This SQL produced the list of countries in North America (Region 4):
SELECT cnum, abrev,region, cname FROM country WHERE region=4 ORDER BY cname;
Here’s the list:
MariaDB [temps]> source bin/Namerica.sql +------+-------+--------+------------------------------------+ | cnum | abrev | region | cname | +------+-------+--------+------------------------------------+ | 426 | AC | 4 | Antigua and Barbuda | | 423 | BF | 4 | Bahamas, The | | 401 | BB | 4 | Barbados | | 402 | BH | 4 | Belize | | 427 | BD | 4 | Bermuda [United Kingdom] | | 403 | CA | 4 | Canada | | 429 | CJ | 4 | Cayman Islands [United Kingdom] | | 405 | CS | 4 | Costa Rica | | 430 | DO | 4 | Dominica | | 407 | DR | 4 | Dominican Republic | | 408 | ES | 4 | El Salvador | | 431 | GL | 4 | Greenland [Denmark] | | 409 | GJ | 4 | Grenada | | 432 | GP | 4 | Guadeloupe [France] | | 410 | GT | 4 | Guatemala | | 411 | HA | 4 | Haiti | | 412 | HO | 4 | Honduras | | 413 | JM | 4 | Jamaica | | 433 | MB | 4 | Martinique [France] | | 414 | MX | 4 | Mexico | | 434 | NT | 4 | Netherlands Antilles [Netherlands] | | 415 | NU | 4 | Nicaragua | | 416 | PM | 4 | Panama | | 435 | RQ | 4 | Puerto Rico [United States] | | 417 | SC | 4 | Saint Kitts and Nevis | | 436 | ST | 4 | Saint Lucia | | 438 | SB | 4 | Saint Pierre and Miquelon [France] | | 437 | VC | 4 | Saint Vincent and the Grenadines | | 424 | TD | 4 | Trinidad and Tobago | | 425 | US | 4 | United States | | 440 | VQ | 4 | Virgin Islands [United States] | +------+-------+--------+------------------------------------+ 31 rows in set (0.00 sec)

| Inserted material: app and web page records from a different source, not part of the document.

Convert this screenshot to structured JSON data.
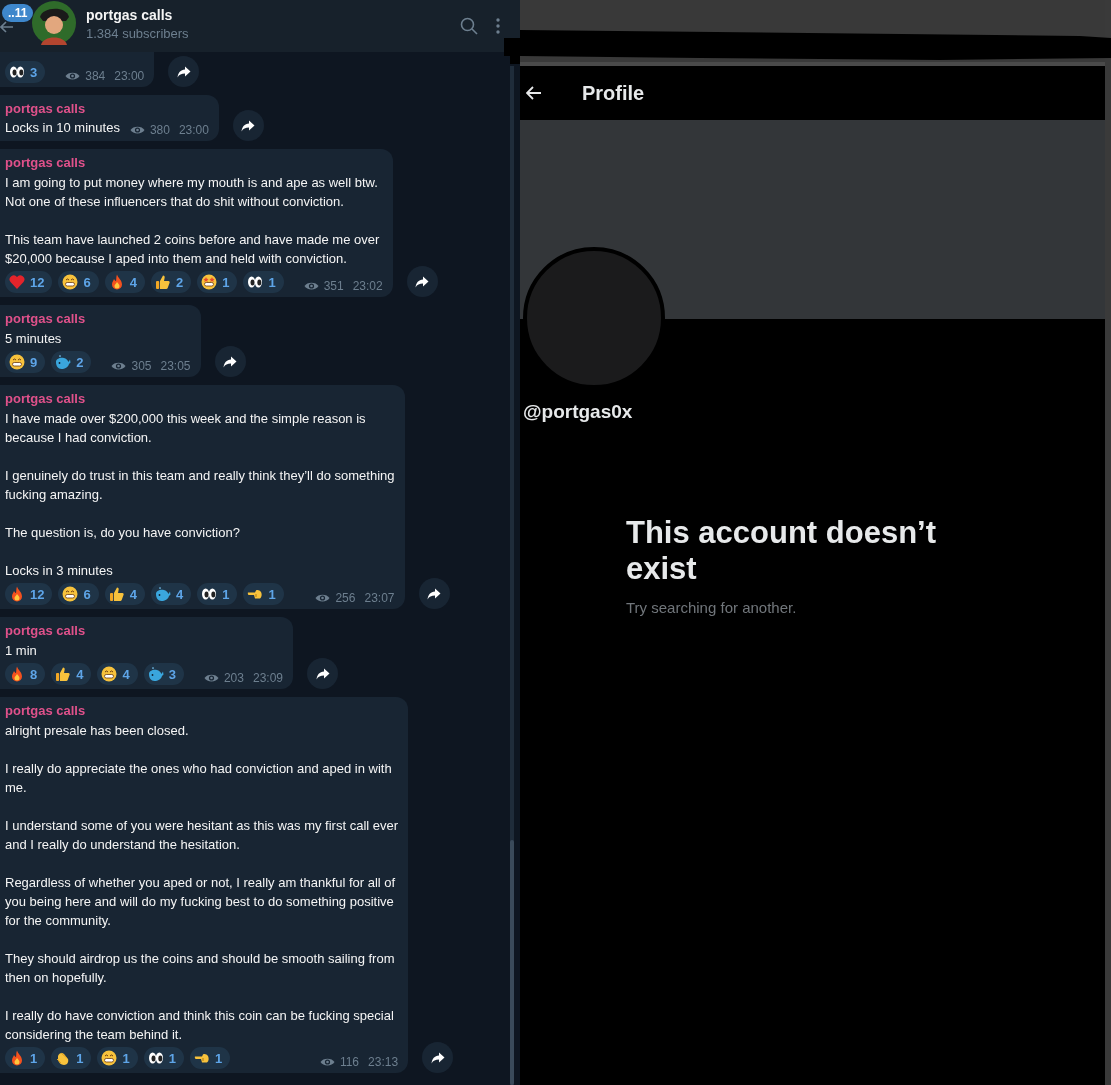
{
  "chat": {
    "badge": "..11",
    "title": "portgas calls",
    "subtitle": "1.384 subscribers",
    "messages": [
      {
        "reactions": [
          {
            "kind": "eyes",
            "count": "3"
          }
        ],
        "views": "384",
        "time": "23:00"
      },
      {
        "author": "portgas calls",
        "text": "Locks in 10 minutes",
        "views": "380",
        "time": "23:00"
      },
      {
        "author": "portgas calls",
        "text": "I am going to put money where my mouth is and ape as well btw.\nNot one of these influencers that do shit without conviction.\n\nThis team have launched 2 coins before and have made me over\n$20,000 because I aped into them and held with conviction.",
        "reactions": [
          {
            "kind": "heart",
            "count": "12"
          },
          {
            "kind": "grin",
            "count": "6"
          },
          {
            "kind": "fire",
            "count": "4"
          },
          {
            "kind": "thumbs",
            "count": "2"
          },
          {
            "kind": "starstruck",
            "count": "1"
          },
          {
            "kind": "eyes",
            "count": "1"
          }
        ],
        "views": "351",
        "time": "23:02"
      },
      {
        "author": "portgas calls",
        "text": "5 minutes",
        "reactions": [
          {
            "kind": "grin",
            "count": "9"
          },
          {
            "kind": "whale",
            "count": "2"
          }
        ],
        "views": "305",
        "time": "23:05"
      },
      {
        "author": "portgas calls",
        "text": "I have made over $200,000 this week and the simple reason is\nbecause I had conviction.\n\nI genuinely do trust in this team and really think they’ll do something\nfucking amazing.\n\nThe question is, do you have conviction?\n\nLocks in 3 minutes",
        "reactions": [
          {
            "kind": "fire",
            "count": "12"
          },
          {
            "kind": "grin",
            "count": "6"
          },
          {
            "kind": "thumbs",
            "count": "4"
          },
          {
            "kind": "whale",
            "count": "4"
          },
          {
            "kind": "eyes",
            "count": "1"
          },
          {
            "kind": "point",
            "count": "1"
          }
        ],
        "views": "256",
        "time": "23:07"
      },
      {
        "author": "portgas calls",
        "text": "1 min",
        "reactions": [
          {
            "kind": "fire",
            "count": "8"
          },
          {
            "kind": "thumbs",
            "count": "4"
          },
          {
            "kind": "grin",
            "count": "4"
          },
          {
            "kind": "whale",
            "count": "3"
          }
        ],
        "views": "203",
        "time": "23:09"
      },
      {
        "author": "portgas calls",
        "text": "alright presale has been closed.\n\nI really do appreciate the ones who had conviction and aped in with\nme.\n\nI understand some of you were hesitant as this was my first call ever\nand I really do understand the hesitation.\n\nRegardless of whether you aped or not, I really am thankful for all of\nyou being here and will do my fucking best to do something positive\nfor the community.\n\nThey should airdrop us the coins and should be smooth sailing from\nthen on hopefully.\n\nI really do have conviction and think this coin can be fucking special\nconsidering the team behind it.",
        "reactions": [
          {
            "kind": "fire",
            "count": "1"
          },
          {
            "kind": "clap",
            "count": "1"
          },
          {
            "kind": "grin",
            "count": "1"
          },
          {
            "kind": "eyes",
            "count": "1"
          },
          {
            "kind": "point",
            "count": "1"
          }
        ],
        "views": "116",
        "time": "23:13"
      }
    ]
  },
  "profile": {
    "title": "Profile",
    "handle": "@portgas0x",
    "heading": "This account doesn’t exist",
    "hint": "Try searching for another."
  }
}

So there you have it. A few days of “seat time” at the computer. Hopefully it is of use to someone. I think it does point out what country’s data needs more scrutiny. Then there’s also the question of why trends in some nations are different from another very nearby and in the same body of water. Furthermore, there’s a great “cross check” for this in that there is surface water temperature data from decades of hurricane tracking. On these small islands, air temperature never strays far from water temperature. I was swimming in Jamaica once when rain started. The ocean, air, and rain all at 86 F.

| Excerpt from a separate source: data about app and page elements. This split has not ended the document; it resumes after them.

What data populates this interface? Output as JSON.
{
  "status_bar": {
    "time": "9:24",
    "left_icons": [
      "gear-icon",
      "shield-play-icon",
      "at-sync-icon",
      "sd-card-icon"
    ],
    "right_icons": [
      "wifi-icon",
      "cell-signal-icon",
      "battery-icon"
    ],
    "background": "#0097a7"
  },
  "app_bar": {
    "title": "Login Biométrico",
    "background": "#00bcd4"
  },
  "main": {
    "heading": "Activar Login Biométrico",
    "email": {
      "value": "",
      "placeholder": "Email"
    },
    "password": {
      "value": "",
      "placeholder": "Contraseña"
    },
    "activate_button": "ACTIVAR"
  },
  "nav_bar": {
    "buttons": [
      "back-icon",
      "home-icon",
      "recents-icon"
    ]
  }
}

It does look like there was a cyclical “dip” after the hot 1930s-40s into a cool ’50s-70s and we have newspaper and magazine articles from then shouting about a New Little Ice Age (and I personally remember it – IT Happened.) So despite the folks saying that picking it for a “baseline” doesn’t matter, I think it’s just too convenient. The method I used to calculate anomaly has no baseline. A given thermometer is only compared to itself over a selected month across the years. (So, for example, the Jamaica Airport thermometer would have all of its Januaries averaged then the January anomaly computed against that. Repeat for each other month of the year for each instrument.) Then there is just the shortness of most records. Many just start in that cold period and rise out of it, not having an old 1870 hot sample to see in their past.
Finally, with that much change showing up in some very small countries, you know they didn’t have a dozen thermometers to choose from in 1890. It must be some kind of “intervention” when decades of data all move by the same amount. It just screams “Fudging the data” (though I’m sure they would call it fixing errors in the past). But when all the “warming” comes from the “fixing up” and “adjusting” (even of this “unadjusted” data) or from splicing a 1/2 cycle and calling it a trend: Just where is the room for CO2?
It took me a few days of “seat time” to make this set and post it, so don’t worry if you just want to look at a few each day over time. After the first dozen even my eyes started to glaze over 😉 But these will be here for months or years to come, for your pondering.